This will definitely bear watching.
Legal services lawyers for the poor have filed a class-action lawsuit demanding immediate repair of Texas’ much-criticized eligibility screening system for health and welfare programs.
The suit was filed in U.S. District Court in Austin late Friday by two impoverished Irving women who applied for food stamps more than two months ago but still haven’t been interviewed by the state Health and Human Services Commission.
In June, the state failed to determine eligibility of more than one-third of new food stamp applicants within the federally required 30 days, the suit says.
It says the delays meant that 55,276 applicants didn’t receive word on whether they qualify. Among those kept in the dark apparently were some who don’t have money for rent or food and under state law are supposed to be processed as “expedited” cases within 24 hours.
“The law is clear. You have timeframes in which to certify people. And they are not doing that,” said Bruce Bower, deputy director of Texas Legal Services Center, which brought the suit.
“I think that they do not have enough staff to do the work,” Bower said of the commission.
Commission spokeswoman Stephanie Goodman said the state processed 50,000 more food stamp applications in the first six months of this year than in the same period last year.
“We’re drinking from a fire hose right now,” she said.
Although a privatization experiment launched four years ago drove hundreds of experienced state workers to seek other jobs, the commission has gradually added more staff – some 700 in the past year, Goodman said.
“We’ve got more workers and we’re processing more cases than we were a year ago, but it simply hasn’t been enough to keep pace with the growth in applications,” she said.
Goodman attributed many of the problems to Hurricane Ike and the economic slowdown.
“We’re asking for more staff and looking at other ways to deal with the increased workload,” she said. Goodman said the two-year budget that takes effect on Sept. 1 allows the commission to request 656 new eligibility workers, and it is doing just that.
Celia Hagert, a nutrition policy expert with the Center for Public Policy Priorities, which advocates for low- and middle-income Texans, said a poor economy can’t be blamed for the system’s current woes.
“The delays aren’t just a result of the recession,” Hagert said. “We’ve been out of compliance with federal performance standards for three years now. The question is whether we’re adding staff fast enough.”

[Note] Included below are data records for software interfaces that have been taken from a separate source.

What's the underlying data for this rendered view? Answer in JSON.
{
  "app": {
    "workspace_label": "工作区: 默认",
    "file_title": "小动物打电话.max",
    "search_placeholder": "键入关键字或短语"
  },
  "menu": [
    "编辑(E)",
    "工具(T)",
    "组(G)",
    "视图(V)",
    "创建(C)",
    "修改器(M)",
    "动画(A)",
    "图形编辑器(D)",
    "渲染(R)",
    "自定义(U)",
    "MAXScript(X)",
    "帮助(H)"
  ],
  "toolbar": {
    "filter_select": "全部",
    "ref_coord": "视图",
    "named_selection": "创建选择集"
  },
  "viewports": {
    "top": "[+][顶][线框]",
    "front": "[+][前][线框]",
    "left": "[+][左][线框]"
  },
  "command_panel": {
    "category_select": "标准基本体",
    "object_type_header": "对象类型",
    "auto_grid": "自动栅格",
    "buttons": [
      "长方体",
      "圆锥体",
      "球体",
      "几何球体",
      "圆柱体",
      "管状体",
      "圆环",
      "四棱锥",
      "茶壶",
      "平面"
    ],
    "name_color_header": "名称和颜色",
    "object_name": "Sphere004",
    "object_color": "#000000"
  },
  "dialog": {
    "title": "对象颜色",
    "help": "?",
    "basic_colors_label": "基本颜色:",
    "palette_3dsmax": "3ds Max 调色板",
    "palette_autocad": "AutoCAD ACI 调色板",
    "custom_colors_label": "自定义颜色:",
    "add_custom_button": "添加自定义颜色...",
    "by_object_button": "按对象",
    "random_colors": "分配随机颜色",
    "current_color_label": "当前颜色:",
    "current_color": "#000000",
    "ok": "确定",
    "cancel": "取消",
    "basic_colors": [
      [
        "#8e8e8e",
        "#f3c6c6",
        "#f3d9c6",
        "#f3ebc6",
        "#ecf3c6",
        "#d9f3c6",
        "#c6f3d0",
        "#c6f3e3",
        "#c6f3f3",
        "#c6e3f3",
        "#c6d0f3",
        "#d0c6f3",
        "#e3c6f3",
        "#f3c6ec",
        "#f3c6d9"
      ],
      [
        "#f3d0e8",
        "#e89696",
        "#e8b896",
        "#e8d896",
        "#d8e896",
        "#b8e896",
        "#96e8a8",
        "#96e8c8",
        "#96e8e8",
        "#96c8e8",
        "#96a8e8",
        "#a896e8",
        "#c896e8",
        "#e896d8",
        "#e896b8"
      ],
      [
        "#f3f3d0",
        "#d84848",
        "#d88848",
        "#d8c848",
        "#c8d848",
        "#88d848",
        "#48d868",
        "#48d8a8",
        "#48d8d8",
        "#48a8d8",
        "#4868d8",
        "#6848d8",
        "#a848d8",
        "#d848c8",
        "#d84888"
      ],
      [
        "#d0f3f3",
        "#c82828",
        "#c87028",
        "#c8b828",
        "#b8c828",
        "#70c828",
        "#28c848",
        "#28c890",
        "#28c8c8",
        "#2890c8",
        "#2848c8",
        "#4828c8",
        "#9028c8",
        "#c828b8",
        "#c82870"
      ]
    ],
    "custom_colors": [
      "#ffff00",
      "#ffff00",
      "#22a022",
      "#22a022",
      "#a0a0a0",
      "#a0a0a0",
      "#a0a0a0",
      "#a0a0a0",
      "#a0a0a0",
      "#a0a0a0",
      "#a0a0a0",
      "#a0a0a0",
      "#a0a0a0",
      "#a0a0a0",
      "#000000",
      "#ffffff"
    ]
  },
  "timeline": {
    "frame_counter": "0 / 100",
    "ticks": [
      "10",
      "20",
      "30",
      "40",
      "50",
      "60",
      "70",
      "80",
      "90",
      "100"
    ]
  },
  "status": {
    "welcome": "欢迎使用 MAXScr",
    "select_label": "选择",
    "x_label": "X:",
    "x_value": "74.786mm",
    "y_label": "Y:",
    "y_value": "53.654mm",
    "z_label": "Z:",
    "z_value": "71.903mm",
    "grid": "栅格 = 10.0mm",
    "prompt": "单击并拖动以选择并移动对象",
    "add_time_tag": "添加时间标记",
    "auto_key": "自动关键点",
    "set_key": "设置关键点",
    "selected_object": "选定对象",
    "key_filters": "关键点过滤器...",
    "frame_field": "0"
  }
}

I refer you to my blog post of May 19, 2008, which noted that the feds were complaining that “far too many approvals [of food stamp applications] remain untimely and call center performance needs to be more constant.” Going back to February 20, 2008, a review by the Statesman showed that “less than half — 48 percent — of Texas food stamp applications processed using the updated computer system, known as TIERS, are completed within the 30 days the federal government requires.” In other words, the excuses about Hurricane Ike and the economic slowdown are just that – excuses.

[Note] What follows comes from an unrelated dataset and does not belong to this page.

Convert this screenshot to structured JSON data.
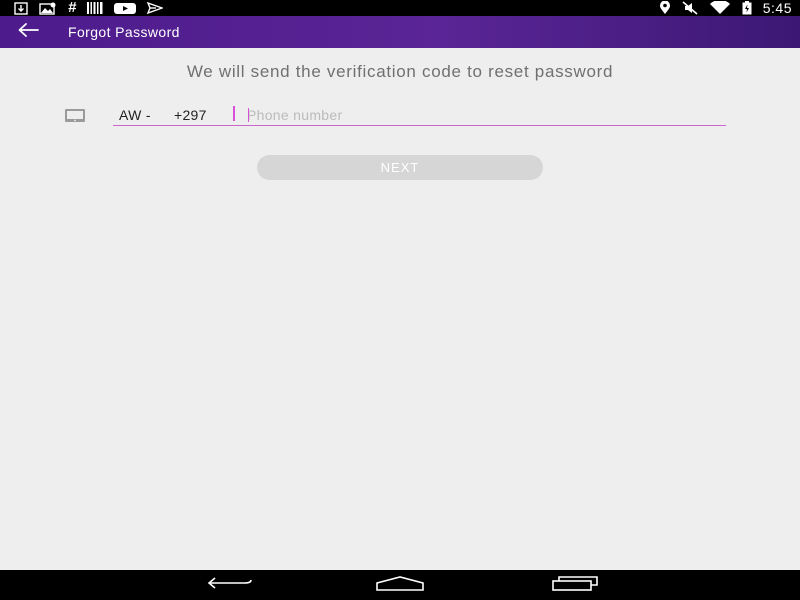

This has the potential to cost the state a lot of money. Which, given that the root cause of all this – the disastrous experiment of privatizing HHSC with Accenture – was a misguided attempt by the state to save money, would be rather ironic. And when the federal judge ultimately socks it to us, remember that we will have Rick Perry to thank for it. HHSC Employee has more.

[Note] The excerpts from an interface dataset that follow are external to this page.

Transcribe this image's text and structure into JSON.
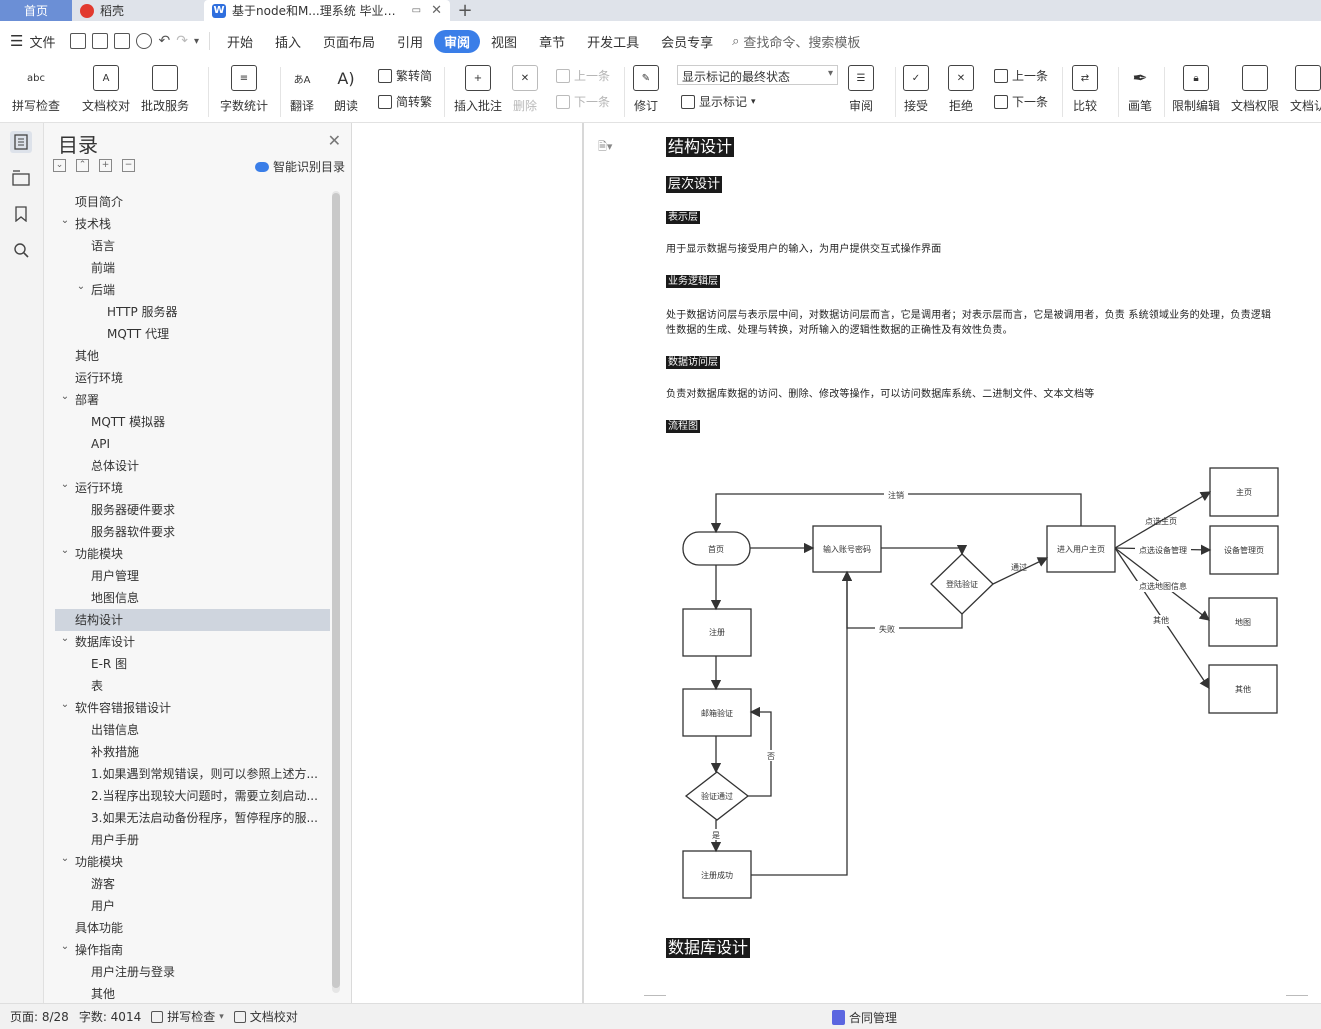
{
  "tabs": {
    "home": "首页",
    "daoke": "稻壳",
    "doc_title": "基于node和M...理系统 毕业论文",
    "new_tab": "+"
  },
  "menubar": {
    "file": "文件",
    "items": [
      "开始",
      "插入",
      "页面布局",
      "引用",
      "审阅",
      "视图",
      "章节",
      "开发工具",
      "会员专享"
    ],
    "active": "审阅",
    "search": "查找命令、搜索模板"
  },
  "ribbon": {
    "spell_check": "拼写检查",
    "doc_proof": "文档校对",
    "revision_service": "批改服务",
    "word_count": "字数统计",
    "translate": "翻译",
    "read_aloud": "朗读",
    "trad_to_simp": "繁转简",
    "simp_to_trad": "简转繁",
    "insert_comment": "插入批注",
    "delete": "删除",
    "prev_comment": "上一条",
    "next_comment": "下一条",
    "track_changes": "修订",
    "markup_state": "显示标记的最终状态",
    "show_markup": "显示标记",
    "review": "审阅",
    "accept": "接受",
    "reject": "拒绝",
    "prev_change": "上一条",
    "next_change": "下一条",
    "compare": "比较",
    "pen": "画笔",
    "restrict_edit": "限制编辑",
    "doc_permission": "文档权限",
    "doc_more": "文档认"
  },
  "toc": {
    "title": "目录",
    "smart": "智能识别目录",
    "items": [
      {
        "label": "项目简介",
        "level": 1,
        "arrow": false
      },
      {
        "label": "技术栈",
        "level": 1,
        "arrow": true
      },
      {
        "label": "语言",
        "level": 2,
        "arrow": false
      },
      {
        "label": "前端",
        "level": 2,
        "arrow": false
      },
      {
        "label": "后端",
        "level": 2,
        "arrow": true
      },
      {
        "label": "HTTP 服务器",
        "level": 3,
        "arrow": false
      },
      {
        "label": "MQTT 代理",
        "level": 3,
        "arrow": false
      },
      {
        "label": "其他",
        "level": 1,
        "arrow": false
      },
      {
        "label": "运行环境",
        "level": 1,
        "arrow": false
      },
      {
        "label": "部署",
        "level": 1,
        "arrow": true
      },
      {
        "label": "MQTT 模拟器",
        "level": 2,
        "arrow": false
      },
      {
        "label": "API",
        "level": 2,
        "arrow": false
      },
      {
        "label": "总体设计",
        "level": 2,
        "arrow": false
      },
      {
        "label": "运行环境",
        "level": 1,
        "arrow": true
      },
      {
        "label": "服务器硬件要求",
        "level": 2,
        "arrow": false
      },
      {
        "label": "服务器软件要求",
        "level": 2,
        "arrow": false
      },
      {
        "label": "功能模块",
        "level": 1,
        "arrow": true
      },
      {
        "label": "用户管理",
        "level": 2,
        "arrow": false
      },
      {
        "label": "地图信息",
        "level": 2,
        "arrow": false
      },
      {
        "label": "结构设计",
        "level": 1,
        "arrow": false,
        "selected": true
      },
      {
        "label": "数据库设计",
        "level": 1,
        "arrow": true
      },
      {
        "label": "E-R 图",
        "level": 2,
        "arrow": false
      },
      {
        "label": "表",
        "level": 2,
        "arrow": false
      },
      {
        "label": "软件容错报错设计",
        "level": 1,
        "arrow": true
      },
      {
        "label": "出错信息",
        "level": 2,
        "arrow": false
      },
      {
        "label": "补救措施",
        "level": 2,
        "arrow": false
      },
      {
        "label": "1.如果遇到常规错误，则可以参照上述方...",
        "level": 2,
        "arrow": false
      },
      {
        "label": "2.当程序出现较大问题时，需要立刻启动...",
        "level": 2,
        "arrow": false
      },
      {
        "label": "3.如果无法启动备份程序，暂停程序的服...",
        "level": 2,
        "arrow": false
      },
      {
        "label": "用户手册",
        "level": 2,
        "arrow": false
      },
      {
        "label": "功能模块",
        "level": 1,
        "arrow": true
      },
      {
        "label": "游客",
        "level": 2,
        "arrow": false
      },
      {
        "label": "用户",
        "level": 2,
        "arrow": false
      },
      {
        "label": "具体功能",
        "level": 1,
        "arrow": false
      },
      {
        "label": "操作指南",
        "level": 1,
        "arrow": true
      },
      {
        "label": "用户注册与登录",
        "level": 2,
        "arrow": false
      },
      {
        "label": "其他",
        "level": 2,
        "arrow": false
      }
    ]
  },
  "document": {
    "h_structure": "结构设计",
    "h_layer": "层次设计",
    "h_presentation": "表示层",
    "p_presentation": "用于显示数据与接受用户的输入，为用户提供交互式操作界面",
    "h_business": "业务逻辑层",
    "p_business": "处于数据访问层与表示层中间，对数据访问层而言，它是调用者；对表示层而言，它是被调用者，负责 系统领域业务的处理，负责逻辑性数据的生成、处理与转换，对所输入的逻辑性数据的正确性及有效性负责。",
    "h_dataaccess": "数据访问层",
    "p_dataaccess": "负责对数据库数据的访问、删除、修改等操作，可以访问数据库系统、二进制文件、文本文档等",
    "h_flowchart": "流程图",
    "h_database": "数据库设计"
  },
  "flowchart": {
    "home": "首页",
    "input": "输入账号密码",
    "login_verify": "登陆验证",
    "enter_home": "进入用户主页",
    "register": "注册",
    "email_verify": "邮箱验证",
    "verify_pass": "验证通过",
    "register_ok": "注册成功",
    "main_page": "主页",
    "device_page": "设备管理页",
    "map": "地图",
    "other": "其他",
    "e_logout": "注销",
    "e_pass": "通过",
    "e_fail": "失败",
    "e_no": "否",
    "e_yes": "是",
    "e_click_home": "点选主页",
    "e_click_device": "点选设备管理",
    "e_click_map": "点选地图信息",
    "e_other": "其他"
  },
  "statusbar": {
    "page": "页面: 8/28",
    "words": "字数: 4014",
    "spell": "拼写检查",
    "proof": "文档校对",
    "contract": "合同管理"
  },
  "colors": {
    "accent": "#3a7ee8",
    "home_tab": "#6b8fd6",
    "tab_bar": "#dfe3ea",
    "heading_bg": "#1a1a1a",
    "toc_selected": "#cfd5de"
  }
}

UPDATE: I received the following email in response to this:
Dear Mr. Kuffner:
In your Aug. 5 post about the lawsuit filed by two Irving residents against the Texas Health and Human Services Commission alleging a failure to process food stamp applications in a timely manner, you erroneously link this issue to the integrated eligibility project managed by the Accenture-led Texas Access Alliance from 2005-2007
The fact is that the Alliance only handled food stamp applications for Travis and Hays counties – just two of Texas ’ 254 counties. These two counties represent just seven percent of Texas ’s total food stamp population. The vast majority of the backlog of food stamp applications exist across the state, including in Dallas County where the two Irving women reside. It is inaccurate to link our 2007 project in two counties to statewide food stamp application backlogs in 2009.
I thought you might appreciate knowing the facts.
Peter Y. Soh